__TASK DESCRIPTION__
Extract all lines from the data beneath that include the word "网站简称".

--- INPUT DATA ---

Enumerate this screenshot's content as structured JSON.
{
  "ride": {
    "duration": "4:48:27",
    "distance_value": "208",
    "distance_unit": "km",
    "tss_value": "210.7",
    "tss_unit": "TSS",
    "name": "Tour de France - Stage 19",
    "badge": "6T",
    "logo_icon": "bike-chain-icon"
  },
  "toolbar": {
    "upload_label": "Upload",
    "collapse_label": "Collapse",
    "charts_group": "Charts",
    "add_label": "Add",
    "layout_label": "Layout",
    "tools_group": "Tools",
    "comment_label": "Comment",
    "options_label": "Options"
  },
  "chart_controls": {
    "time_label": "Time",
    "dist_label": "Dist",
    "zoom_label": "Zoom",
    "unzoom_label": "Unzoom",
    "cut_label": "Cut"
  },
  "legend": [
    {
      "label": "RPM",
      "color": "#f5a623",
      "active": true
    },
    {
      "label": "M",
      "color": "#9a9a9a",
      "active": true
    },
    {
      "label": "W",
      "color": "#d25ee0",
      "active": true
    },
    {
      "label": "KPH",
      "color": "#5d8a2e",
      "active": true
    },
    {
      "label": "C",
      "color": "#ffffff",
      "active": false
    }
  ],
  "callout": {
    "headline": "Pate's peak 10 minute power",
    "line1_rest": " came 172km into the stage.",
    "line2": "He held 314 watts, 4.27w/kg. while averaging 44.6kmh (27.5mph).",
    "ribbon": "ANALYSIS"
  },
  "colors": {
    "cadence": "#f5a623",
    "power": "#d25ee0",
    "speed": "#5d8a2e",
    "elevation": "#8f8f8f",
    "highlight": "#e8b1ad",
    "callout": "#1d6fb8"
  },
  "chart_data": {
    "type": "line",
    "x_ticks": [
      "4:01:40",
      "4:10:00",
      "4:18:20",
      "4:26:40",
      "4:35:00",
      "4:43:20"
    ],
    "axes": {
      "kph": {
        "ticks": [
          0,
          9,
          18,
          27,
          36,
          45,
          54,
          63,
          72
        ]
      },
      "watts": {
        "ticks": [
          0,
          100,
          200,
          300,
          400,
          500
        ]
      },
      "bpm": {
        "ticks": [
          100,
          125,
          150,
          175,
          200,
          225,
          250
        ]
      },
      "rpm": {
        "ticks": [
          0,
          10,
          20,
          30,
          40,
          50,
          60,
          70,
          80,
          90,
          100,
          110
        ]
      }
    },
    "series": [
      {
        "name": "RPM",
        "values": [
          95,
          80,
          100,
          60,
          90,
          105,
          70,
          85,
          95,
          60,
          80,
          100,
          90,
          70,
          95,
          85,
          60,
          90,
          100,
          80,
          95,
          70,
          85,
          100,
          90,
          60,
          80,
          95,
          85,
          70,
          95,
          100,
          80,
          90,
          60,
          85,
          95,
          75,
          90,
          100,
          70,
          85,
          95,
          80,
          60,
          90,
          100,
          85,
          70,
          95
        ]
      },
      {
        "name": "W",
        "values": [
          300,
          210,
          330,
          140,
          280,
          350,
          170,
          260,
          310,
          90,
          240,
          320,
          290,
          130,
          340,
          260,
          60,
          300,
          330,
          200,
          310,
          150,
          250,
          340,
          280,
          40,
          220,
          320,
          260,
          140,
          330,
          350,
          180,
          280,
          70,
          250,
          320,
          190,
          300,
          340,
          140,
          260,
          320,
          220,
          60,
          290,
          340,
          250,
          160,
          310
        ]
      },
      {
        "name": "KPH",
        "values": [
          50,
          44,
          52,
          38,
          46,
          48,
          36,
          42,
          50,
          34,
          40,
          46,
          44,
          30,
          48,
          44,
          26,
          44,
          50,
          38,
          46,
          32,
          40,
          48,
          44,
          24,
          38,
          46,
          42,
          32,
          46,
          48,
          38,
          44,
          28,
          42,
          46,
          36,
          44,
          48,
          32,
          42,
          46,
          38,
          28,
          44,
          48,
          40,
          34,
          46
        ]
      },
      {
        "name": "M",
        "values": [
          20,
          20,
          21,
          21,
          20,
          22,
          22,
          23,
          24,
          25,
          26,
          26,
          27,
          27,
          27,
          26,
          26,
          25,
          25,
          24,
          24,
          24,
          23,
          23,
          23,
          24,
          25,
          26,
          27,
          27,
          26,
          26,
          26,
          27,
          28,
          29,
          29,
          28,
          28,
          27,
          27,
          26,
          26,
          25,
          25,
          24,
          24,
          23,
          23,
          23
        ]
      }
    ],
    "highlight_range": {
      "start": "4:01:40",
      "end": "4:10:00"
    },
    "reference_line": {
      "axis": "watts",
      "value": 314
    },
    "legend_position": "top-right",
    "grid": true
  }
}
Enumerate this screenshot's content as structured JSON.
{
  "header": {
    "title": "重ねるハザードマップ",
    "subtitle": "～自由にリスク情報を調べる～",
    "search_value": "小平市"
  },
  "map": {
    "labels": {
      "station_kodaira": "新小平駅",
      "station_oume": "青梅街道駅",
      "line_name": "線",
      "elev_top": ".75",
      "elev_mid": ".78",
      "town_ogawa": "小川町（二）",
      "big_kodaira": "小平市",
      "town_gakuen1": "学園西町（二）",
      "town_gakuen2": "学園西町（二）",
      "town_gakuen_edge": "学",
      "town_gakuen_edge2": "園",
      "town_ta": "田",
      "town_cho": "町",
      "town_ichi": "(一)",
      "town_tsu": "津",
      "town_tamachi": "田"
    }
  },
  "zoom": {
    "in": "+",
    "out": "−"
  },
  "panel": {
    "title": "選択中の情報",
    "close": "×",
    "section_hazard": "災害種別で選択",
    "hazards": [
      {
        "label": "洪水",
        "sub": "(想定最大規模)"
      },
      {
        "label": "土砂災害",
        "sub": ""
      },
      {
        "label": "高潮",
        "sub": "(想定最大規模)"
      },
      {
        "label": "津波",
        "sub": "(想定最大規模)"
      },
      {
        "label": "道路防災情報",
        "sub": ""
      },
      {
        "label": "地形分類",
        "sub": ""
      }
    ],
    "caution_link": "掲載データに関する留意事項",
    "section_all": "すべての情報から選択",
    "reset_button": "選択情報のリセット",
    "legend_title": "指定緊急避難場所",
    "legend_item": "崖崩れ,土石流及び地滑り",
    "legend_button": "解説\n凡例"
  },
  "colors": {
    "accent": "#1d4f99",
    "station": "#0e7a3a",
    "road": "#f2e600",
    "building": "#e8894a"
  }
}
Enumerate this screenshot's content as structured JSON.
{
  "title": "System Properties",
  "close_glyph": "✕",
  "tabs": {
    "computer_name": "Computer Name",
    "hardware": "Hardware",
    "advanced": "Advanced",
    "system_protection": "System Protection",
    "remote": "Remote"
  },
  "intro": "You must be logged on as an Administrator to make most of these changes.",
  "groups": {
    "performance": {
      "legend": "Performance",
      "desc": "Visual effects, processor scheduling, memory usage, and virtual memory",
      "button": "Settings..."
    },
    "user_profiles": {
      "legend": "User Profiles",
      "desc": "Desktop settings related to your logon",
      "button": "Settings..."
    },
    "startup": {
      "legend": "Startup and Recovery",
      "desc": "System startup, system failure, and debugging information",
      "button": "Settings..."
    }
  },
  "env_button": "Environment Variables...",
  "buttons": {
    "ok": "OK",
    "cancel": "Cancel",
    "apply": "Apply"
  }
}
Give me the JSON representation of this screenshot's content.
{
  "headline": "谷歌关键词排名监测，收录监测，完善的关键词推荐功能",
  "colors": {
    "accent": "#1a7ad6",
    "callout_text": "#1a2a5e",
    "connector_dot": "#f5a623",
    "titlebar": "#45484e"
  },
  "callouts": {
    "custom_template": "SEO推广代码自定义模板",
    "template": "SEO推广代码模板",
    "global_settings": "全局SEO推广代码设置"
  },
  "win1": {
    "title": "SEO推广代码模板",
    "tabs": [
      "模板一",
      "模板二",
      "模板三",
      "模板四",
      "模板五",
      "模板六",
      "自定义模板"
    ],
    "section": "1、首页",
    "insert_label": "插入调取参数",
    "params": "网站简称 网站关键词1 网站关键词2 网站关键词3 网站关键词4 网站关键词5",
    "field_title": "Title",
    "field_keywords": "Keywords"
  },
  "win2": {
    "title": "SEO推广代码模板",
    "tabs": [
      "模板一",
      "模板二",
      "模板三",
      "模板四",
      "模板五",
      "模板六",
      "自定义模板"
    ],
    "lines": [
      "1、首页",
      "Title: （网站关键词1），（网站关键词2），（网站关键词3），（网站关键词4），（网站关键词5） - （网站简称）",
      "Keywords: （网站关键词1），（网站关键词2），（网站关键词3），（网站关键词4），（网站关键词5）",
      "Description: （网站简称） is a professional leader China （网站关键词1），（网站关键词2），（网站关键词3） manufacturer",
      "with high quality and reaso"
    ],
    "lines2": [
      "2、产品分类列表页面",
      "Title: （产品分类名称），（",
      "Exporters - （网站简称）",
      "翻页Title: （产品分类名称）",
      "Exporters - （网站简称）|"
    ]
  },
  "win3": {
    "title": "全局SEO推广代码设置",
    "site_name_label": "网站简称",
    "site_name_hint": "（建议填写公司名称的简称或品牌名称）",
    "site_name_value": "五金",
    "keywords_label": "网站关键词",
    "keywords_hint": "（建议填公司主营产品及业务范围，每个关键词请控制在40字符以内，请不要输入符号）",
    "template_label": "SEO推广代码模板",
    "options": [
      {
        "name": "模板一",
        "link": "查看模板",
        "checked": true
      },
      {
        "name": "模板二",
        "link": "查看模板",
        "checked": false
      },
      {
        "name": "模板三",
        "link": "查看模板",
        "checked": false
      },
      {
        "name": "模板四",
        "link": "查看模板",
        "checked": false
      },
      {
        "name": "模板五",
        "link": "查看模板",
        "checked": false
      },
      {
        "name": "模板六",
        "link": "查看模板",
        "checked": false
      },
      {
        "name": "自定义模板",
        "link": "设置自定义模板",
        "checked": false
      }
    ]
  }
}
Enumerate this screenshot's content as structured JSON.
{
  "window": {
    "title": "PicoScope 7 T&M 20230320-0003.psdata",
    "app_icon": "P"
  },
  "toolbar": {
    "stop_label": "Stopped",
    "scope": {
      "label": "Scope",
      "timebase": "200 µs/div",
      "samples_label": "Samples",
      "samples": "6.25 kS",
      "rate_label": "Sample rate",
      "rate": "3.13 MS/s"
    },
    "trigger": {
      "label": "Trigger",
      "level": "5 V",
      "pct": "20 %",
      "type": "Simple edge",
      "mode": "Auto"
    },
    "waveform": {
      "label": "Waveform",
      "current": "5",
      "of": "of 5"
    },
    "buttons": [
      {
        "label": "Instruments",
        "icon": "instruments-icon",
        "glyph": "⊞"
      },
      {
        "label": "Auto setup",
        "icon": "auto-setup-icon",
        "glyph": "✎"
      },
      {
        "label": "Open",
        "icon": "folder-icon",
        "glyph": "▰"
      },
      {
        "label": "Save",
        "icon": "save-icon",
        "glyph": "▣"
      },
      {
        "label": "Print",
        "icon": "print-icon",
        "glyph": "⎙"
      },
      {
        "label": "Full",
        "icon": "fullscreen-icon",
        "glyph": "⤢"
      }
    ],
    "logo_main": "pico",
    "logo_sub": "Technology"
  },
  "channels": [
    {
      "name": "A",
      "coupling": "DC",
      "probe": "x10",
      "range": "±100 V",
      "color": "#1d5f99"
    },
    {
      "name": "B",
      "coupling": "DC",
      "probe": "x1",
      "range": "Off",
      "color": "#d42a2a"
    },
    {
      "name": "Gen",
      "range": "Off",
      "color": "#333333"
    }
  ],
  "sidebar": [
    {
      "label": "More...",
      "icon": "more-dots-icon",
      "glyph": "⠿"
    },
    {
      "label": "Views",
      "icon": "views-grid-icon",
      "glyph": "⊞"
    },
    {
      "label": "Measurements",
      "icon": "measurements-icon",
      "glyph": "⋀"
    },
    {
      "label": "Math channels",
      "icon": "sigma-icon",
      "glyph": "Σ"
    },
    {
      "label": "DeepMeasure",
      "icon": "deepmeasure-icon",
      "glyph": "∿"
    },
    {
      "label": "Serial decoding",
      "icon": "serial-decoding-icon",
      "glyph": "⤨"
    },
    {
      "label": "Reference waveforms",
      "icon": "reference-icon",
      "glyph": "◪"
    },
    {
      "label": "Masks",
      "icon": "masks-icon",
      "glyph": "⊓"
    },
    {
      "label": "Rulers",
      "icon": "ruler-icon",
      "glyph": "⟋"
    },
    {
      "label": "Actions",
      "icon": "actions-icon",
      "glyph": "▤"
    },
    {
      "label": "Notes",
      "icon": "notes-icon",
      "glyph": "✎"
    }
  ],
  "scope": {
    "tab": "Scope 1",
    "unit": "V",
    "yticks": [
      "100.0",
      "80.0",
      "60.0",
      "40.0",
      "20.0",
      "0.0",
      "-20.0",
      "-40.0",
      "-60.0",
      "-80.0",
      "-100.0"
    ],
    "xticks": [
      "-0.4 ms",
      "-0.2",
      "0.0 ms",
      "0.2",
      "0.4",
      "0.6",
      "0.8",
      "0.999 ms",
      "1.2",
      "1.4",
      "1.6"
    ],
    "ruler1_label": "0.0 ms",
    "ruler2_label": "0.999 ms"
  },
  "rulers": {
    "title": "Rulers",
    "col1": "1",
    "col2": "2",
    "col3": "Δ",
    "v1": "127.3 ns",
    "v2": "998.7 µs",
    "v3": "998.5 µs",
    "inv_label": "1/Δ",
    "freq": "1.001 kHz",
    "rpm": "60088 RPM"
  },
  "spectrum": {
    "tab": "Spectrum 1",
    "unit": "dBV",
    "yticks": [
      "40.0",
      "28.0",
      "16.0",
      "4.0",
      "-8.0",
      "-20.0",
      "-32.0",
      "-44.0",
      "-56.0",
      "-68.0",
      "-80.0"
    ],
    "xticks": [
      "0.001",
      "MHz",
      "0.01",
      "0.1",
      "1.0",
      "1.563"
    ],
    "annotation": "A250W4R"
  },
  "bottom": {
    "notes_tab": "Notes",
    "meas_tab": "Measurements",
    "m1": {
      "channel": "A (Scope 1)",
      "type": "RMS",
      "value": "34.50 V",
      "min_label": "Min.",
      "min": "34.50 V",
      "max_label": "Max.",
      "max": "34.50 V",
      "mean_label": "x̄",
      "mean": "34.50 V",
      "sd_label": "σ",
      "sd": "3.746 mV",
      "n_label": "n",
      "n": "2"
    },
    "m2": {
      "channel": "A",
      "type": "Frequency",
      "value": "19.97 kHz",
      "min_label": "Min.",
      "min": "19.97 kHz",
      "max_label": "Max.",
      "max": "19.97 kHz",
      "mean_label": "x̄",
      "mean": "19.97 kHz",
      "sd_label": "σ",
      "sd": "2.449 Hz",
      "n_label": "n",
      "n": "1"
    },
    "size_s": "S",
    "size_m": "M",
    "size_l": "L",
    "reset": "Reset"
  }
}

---

__THE ANSWER__
    "params": "网站简称 网站关键词1 网站关键词2 网站关键词3 网站关键词4 网站关键词5",
      "Title: （网站关键词1），（网站关键词2），（网站关键词3），（网站关键词4），（网站关键词5） - （网站简称）",
      "Description: （网站简称） is a professional leader China （网站关键词1），（网站关键词2），（网站关键词3） manufacturer",
      "Exporters - （网站简称）",
      "Exporters - （网站简称）|"
    "site_name_label": "网站简称",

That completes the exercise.